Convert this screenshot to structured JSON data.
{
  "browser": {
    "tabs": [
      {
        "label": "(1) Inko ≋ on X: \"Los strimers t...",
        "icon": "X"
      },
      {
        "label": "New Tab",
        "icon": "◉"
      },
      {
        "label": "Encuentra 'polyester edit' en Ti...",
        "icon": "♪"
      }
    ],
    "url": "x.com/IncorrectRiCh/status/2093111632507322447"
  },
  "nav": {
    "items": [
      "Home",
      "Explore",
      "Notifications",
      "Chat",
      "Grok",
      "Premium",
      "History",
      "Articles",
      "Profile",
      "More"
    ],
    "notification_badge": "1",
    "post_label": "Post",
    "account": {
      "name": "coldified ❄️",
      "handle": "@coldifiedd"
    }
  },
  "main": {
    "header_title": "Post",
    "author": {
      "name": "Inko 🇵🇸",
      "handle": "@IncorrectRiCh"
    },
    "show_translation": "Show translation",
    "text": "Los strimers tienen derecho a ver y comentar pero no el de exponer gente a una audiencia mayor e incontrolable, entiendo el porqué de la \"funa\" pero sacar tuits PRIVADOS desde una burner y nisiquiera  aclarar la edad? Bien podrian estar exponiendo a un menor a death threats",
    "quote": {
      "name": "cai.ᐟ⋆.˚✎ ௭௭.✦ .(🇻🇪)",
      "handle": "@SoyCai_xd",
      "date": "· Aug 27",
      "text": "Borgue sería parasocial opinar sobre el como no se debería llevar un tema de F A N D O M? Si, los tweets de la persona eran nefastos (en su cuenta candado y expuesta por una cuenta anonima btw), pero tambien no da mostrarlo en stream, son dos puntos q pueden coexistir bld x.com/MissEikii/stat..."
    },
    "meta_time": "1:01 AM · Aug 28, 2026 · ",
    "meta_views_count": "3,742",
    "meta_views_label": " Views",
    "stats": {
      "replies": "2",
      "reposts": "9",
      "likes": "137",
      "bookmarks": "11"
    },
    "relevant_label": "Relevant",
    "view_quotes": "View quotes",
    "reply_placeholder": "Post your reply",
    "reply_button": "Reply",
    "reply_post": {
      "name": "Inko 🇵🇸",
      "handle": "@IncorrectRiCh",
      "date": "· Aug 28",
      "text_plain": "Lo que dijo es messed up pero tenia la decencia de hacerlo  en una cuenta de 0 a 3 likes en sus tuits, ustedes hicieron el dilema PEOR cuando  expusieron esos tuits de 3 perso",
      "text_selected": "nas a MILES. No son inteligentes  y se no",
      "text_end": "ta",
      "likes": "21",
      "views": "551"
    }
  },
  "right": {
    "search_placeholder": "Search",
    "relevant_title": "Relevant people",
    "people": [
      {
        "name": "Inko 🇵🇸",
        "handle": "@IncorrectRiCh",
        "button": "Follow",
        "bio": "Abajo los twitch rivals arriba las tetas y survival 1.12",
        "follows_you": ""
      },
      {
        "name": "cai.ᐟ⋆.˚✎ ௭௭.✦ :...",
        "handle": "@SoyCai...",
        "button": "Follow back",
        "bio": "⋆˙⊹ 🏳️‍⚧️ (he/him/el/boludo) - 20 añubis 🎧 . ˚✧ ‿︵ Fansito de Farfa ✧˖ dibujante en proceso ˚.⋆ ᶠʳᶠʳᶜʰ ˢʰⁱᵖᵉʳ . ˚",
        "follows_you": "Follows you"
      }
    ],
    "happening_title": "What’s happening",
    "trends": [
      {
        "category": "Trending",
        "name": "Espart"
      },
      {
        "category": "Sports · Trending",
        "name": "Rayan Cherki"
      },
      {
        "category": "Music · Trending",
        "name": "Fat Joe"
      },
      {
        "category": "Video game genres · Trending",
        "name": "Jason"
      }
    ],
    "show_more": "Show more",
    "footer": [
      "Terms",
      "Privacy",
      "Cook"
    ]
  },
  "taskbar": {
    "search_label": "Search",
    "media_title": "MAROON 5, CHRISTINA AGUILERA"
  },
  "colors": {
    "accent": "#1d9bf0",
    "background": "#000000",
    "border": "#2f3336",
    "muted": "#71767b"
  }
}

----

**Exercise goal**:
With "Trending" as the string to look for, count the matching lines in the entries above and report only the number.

**Your solution**:
4